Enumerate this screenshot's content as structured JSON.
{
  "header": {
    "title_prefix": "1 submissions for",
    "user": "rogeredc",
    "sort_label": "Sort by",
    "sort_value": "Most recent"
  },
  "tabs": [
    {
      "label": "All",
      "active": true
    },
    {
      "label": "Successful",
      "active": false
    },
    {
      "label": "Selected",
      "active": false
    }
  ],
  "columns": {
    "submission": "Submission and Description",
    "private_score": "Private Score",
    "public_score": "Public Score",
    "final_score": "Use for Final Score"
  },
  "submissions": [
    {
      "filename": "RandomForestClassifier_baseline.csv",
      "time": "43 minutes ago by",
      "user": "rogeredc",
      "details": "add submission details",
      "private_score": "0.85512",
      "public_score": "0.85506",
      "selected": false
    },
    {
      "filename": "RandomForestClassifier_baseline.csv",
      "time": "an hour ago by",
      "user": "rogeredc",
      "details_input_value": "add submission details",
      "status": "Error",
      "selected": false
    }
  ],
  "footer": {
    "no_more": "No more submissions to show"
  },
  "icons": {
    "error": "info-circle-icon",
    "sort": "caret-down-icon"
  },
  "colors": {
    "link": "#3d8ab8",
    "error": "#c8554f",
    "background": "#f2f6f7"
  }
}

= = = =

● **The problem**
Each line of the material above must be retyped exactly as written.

● **Task solution**
Enumerate this screenshot's content as structured JSON.
{
  "header": {
    "title_prefix": "1 submissions for",
    "user": "rogeredc",
    "sort_label": "Sort by",
    "sort_value": "Most recent"
  },
  "tabs": [
    {
      "label": "All",
      "active": true
    },
    {
      "label": "Successful",
      "active": false
    },
    {
      "label": "Selected",
      "active": false
    }
  ],
  "columns": {
    "submission": "Submission and Description",
    "private_score": "Private Score",
    "public_score": "Public Score",
    "final_score": "Use for Final Score"
  },
  "submissions": [
    {
      "filename": "RandomForestClassifier_baseline.csv",
      "time": "43 minutes ago by",
      "user": "rogeredc",
      "details": "add submission details",
      "private_score": "0.85512",
      "public_score": "0.85506",
      "selected": false
    },
    {
      "filename": "RandomForestClassifier_baseline.csv",
      "time": "an hour ago by",
      "user": "rogeredc",
      "details_input_value": "add submission details",
      "status": "Error",
      "selected": false
    }
  ],
  "footer": {
    "no_more": "No more submissions to show"
  },
  "icons": {
    "error": "info-circle-icon",
    "sort": "caret-down-icon"
  },
  "colors": {
    "link": "#3d8ab8",
    "error": "#c8554f",
    "background": "#f2f6f7"
  }
}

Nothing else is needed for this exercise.